Provided entries below:

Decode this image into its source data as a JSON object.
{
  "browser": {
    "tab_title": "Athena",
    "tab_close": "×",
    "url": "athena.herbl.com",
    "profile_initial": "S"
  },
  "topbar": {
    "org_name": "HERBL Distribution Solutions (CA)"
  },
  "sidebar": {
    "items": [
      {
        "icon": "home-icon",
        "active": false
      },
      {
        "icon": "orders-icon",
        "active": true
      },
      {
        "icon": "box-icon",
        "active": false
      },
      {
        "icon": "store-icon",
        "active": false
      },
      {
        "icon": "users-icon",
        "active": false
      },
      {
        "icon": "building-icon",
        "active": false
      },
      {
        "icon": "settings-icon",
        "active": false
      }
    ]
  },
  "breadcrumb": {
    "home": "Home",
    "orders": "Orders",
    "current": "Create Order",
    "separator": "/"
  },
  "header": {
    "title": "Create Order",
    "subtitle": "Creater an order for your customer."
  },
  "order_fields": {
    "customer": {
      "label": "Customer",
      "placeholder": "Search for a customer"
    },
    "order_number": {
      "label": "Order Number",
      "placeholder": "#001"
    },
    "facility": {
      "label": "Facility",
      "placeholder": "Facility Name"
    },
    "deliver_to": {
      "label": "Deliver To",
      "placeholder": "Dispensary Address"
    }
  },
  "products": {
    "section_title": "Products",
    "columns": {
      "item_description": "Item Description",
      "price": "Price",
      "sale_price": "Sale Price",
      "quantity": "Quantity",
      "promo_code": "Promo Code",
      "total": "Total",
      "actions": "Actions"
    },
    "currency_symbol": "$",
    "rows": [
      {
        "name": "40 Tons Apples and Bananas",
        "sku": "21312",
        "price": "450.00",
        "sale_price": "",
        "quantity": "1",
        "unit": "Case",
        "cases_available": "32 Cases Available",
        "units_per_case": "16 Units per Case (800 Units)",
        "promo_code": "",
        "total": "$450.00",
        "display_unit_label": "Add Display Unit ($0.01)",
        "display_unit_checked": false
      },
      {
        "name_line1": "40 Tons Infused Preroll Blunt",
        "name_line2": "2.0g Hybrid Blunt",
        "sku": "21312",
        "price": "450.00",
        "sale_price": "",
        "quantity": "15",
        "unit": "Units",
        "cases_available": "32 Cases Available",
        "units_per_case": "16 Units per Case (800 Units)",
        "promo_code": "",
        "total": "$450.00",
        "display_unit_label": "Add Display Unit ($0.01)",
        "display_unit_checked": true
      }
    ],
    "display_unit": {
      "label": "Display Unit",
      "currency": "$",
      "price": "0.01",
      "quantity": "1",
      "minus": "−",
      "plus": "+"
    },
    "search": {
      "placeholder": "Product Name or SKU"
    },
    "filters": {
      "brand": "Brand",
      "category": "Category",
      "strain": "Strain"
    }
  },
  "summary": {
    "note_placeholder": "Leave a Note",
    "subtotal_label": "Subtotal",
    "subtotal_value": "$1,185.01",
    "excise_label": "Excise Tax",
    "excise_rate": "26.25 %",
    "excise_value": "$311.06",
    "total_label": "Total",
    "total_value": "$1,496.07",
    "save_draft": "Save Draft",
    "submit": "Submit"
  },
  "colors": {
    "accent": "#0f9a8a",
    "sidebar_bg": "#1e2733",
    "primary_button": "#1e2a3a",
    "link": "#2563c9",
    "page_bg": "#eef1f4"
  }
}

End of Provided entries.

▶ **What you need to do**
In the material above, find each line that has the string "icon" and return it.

▶ **Your solution**
        "icon": "home-icon",
        "icon": "orders-icon",
        "icon": "box-icon",
        "icon": "store-icon",
        "icon": "users-icon",
        "icon": "building-icon",
        "icon": "settings-icon",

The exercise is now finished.